The solution space for the column vectors are inside the row space, am I right to say this? –  xenon Sep 14 '11 at 3:01
@weezybizzle Define what what you mean by solution space. Do you mean the space the row/column space lives in? In that case, column space is a subspace of $$\mathbb{R}^{m}$$ for some m x n matrix, and the row space is a subspace of $$\mathbb{R}^{n}$$ –  Drew Christianson Sep 14 '11 at 3:10
thinking in terms of systems of linear equations, I am thinking of the values that you can set the system equal to and have a valid solutions for. Would that be the columnspace or the rowspace? –  weezybizzle Sep 14 '11 at 3:17

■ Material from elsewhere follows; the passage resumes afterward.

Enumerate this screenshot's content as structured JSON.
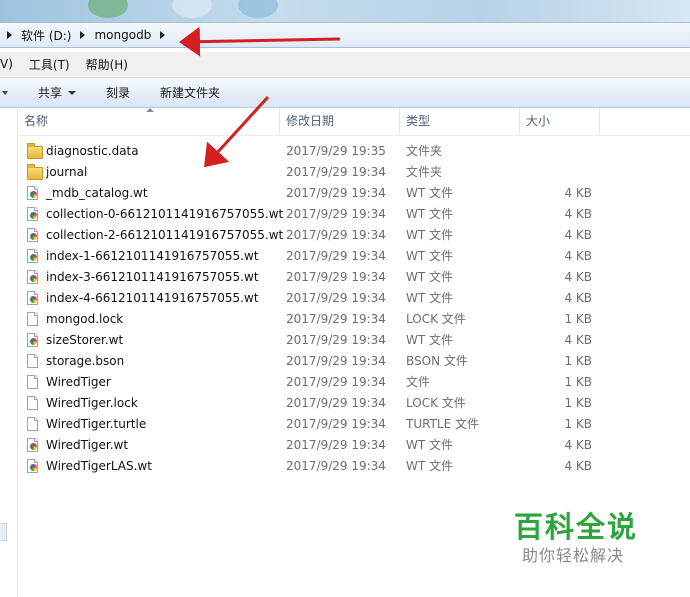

The solutions of $Ax=0$ form a vector space called the nullspace of $A$; it is not the same as the row space of $A$, and it is not the same as the column space of $A$. Why don't you take a simple example, like $A=\pmatrix{0&1&0\cr0&0&0\cr}$, and work out for yourself what the row space is, what the column space is, and what the null space is, and see how they differ. –  Gerry Myerson Sep 14 '11 at 4:44